The live finale of Kochav Haba, the talent show used as Israel’s national selection platform to choose who will represent the country in the yearly Eurovision Song Contest, finished earlier Tuesday evening and resulted in a participant being chosen to hit the stage in Lisbon, Portugal this May. For the first time in four years, a female will attempt to secure the win in the world’s most popular song competition.
As revealed by The Jerusalem Post, 24-year-old Netta Barzilai won this year’s edition of Kochav Haba, which translates into “The Next Star,” with fan favorite Jonathan Mergui coming in second and fellow female Riki Ben-Ari third. Popular singer Chen Aharoni placed fourth, much to the surprise of many Israeli voters and the Eurovision community as a whole.

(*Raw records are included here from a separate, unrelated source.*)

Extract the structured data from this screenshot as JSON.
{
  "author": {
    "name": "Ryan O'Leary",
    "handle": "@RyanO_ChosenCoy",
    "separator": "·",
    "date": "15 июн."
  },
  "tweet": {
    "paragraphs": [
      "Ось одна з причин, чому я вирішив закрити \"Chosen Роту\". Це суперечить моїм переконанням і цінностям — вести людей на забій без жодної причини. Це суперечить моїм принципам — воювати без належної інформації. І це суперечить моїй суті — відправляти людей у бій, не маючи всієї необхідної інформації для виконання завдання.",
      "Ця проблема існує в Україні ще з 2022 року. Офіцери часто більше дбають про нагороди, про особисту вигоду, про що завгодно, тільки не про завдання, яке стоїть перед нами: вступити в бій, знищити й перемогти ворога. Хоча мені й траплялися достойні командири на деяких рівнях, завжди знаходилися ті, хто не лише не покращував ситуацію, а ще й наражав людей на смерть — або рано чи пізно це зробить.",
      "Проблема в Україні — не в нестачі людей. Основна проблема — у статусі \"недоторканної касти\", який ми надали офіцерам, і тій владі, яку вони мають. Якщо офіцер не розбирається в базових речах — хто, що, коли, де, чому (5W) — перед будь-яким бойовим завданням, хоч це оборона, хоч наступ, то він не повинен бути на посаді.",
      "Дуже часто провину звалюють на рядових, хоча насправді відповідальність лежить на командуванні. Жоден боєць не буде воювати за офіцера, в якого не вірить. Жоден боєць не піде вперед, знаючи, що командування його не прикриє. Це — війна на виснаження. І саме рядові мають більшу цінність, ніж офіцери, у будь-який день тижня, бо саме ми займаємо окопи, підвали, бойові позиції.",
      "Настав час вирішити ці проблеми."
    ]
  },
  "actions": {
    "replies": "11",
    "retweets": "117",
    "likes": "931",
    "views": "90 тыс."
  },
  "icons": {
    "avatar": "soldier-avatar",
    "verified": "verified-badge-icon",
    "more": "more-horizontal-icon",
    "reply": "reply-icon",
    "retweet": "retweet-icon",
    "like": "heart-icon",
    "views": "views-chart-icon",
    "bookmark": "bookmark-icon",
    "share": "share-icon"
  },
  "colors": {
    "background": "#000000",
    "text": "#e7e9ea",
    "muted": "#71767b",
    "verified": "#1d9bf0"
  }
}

Eurovision fans are not entirely sure that Barzilai will do well in this year’s competition; in fact, many believe that 2018 will mark the first time in four years that Israel does not advance to the final. This could potentially send the country back into a non-qualification streak, of which they were trapped in from 2011 to 2015, when 16-year-old Nadav Guedj not only made it through his semi-final but ended up placing ninth in the grand final. This was Israel’s best result since 2008 and also the first time in Eurovision Song Contest history that this nation sent an entry which was completely in English.
Guedj’s reason for not abiding by the 50/50 rule (that the Israeli song submitted for the competition must be at least half in Hebrew) was that doing so would make the yearly Eurovision slogan’s point somewhat moot, as the notion of “Come Together” meant not pointing out such differences as language barriers and the like. Ever since then, Israel’s participants have performed solely in English; in 2016, Hovi Star sang the heart-wrenching ballad Made of Stars and 2017 saw Imri hit the stage with the dance anthem I Feel Alive.
Israel has competed in the Eurovision Song Contest a total of 40 times since the nation’s debut in 1973, and has actually won the competition on three occasions; 1978, 1979, and 1998. These winners were Izhar Cohen & the Alphabeta, Gali Atari & Milk and Honey, and Dana International. Izhar Cohen participated again in 1985, placing fifth, and Dana International tried her hand once more in 2011 but did not end up qualifying. The country’s worst result was in 2007 when band Teapacks placed 24th in their semi-final with the controversial entry Push The Button, a politically charged song surrounding Iran and nuclear war.